In his essay on “The Universality of the Hermeneutical Problem,” H.-G. Gadamer draws upon Aristotle’s analogy between an army halting its retreat and the experience of coming to understanding. The halt may be so gradual that an observer can say when individuals within the army stop fleeing, but it’s more difficulty to say when the army as a whole has stopped its flight (Philosophical Hermeneutics, 14).
This situation Gadamer likens to the acquisition of language by children and comments,
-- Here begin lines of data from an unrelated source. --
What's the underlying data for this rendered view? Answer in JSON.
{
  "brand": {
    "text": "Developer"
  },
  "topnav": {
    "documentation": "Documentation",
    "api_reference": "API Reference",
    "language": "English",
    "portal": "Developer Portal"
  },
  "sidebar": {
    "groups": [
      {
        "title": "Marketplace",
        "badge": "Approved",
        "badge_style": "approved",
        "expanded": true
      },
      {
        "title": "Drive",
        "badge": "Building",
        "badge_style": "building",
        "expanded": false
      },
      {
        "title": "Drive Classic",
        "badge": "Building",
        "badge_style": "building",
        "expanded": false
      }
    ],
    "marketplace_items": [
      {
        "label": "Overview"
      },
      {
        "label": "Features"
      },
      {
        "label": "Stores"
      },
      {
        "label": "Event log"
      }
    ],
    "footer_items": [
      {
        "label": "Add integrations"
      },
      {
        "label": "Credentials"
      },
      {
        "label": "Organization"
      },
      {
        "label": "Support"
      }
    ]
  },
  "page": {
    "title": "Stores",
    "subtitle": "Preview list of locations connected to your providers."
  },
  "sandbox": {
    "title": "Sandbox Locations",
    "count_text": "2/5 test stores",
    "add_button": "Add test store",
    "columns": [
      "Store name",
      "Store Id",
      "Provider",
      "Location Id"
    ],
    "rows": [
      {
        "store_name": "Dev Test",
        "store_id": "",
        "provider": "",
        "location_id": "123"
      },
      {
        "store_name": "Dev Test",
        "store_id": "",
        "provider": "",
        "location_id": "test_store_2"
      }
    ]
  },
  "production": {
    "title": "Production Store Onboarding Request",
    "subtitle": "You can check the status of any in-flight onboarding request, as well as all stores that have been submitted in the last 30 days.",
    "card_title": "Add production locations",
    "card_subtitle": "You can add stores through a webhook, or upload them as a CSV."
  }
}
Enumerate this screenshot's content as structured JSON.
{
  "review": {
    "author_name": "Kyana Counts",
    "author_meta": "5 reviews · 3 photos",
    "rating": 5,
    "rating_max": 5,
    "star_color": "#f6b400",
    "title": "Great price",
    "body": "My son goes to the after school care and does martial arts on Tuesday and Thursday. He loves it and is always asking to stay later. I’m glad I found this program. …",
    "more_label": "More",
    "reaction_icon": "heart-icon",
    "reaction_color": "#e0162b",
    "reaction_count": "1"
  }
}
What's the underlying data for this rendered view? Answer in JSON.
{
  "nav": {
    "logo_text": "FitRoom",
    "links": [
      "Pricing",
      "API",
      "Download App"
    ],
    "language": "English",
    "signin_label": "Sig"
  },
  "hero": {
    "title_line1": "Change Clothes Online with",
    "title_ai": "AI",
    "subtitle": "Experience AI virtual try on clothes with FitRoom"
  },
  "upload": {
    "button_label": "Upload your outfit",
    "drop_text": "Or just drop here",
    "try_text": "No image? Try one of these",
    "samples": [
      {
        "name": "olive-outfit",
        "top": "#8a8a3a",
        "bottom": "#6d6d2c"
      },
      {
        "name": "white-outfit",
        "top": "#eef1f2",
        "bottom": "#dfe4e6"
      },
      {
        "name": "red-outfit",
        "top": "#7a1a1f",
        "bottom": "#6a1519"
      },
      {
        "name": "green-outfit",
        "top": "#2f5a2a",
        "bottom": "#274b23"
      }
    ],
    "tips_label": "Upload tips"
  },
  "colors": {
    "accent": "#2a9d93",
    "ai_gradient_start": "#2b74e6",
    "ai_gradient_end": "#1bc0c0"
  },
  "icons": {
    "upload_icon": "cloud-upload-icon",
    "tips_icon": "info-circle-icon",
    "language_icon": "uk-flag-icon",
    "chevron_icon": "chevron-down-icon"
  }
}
In the utilization of the linguistic interpretation of the world that finally comes about [for adults], something of the productivity of our beginnings remains alive. We are all acquainted with this, for instance, in the attempt to translate … that is, we are familiar with the strange, uncomfortable, and tortuous feeling we have so long as we do not have the right word. When we have found the right expression … when we are certain that we have it … then something has come to a “stand” [as the army in Aristotle’s analogy]. Once again we have a halt in the midst of the rush of the foreign language…. What I am describing is the mode of the whole human experience of the world…. There is always a world already interpreted, already organized in its basic relations, into which experience steps as something new, upsetting what has led our expectations and undergoing reorganization itself in the upheaval. Misunderstanding and strangeness are not the first factors, so that avoiding misunderstanding can be regarded as the specific task of hermeneutics. Just the reverse is the case. Only the support of familiar and common understanding makes possible the venture into the alien, the lifting up of something out of the alien, and thus the broadening and enriching of our own experience in the world. (Philosophical Hermeneutics, 15)
From the morass of the unfamiliar and strange, humans seem to acquire language or other forms of understanding—to the extent that we do—by means of what are or come to be known quantities, whether as a parent or caregiver, or based on other accumulated prior experience. Our efforts to cope with a “surging sea of stimuli” halt their flight, they come to a stand, once that sea finds its own place—and itself comes to stand—within our understanding of the world, which has quite possibly been broadened for the experience (Philosophical Hermeneutics, 14).
For other reflections by and on Gadamer, see also previous posts on his thought.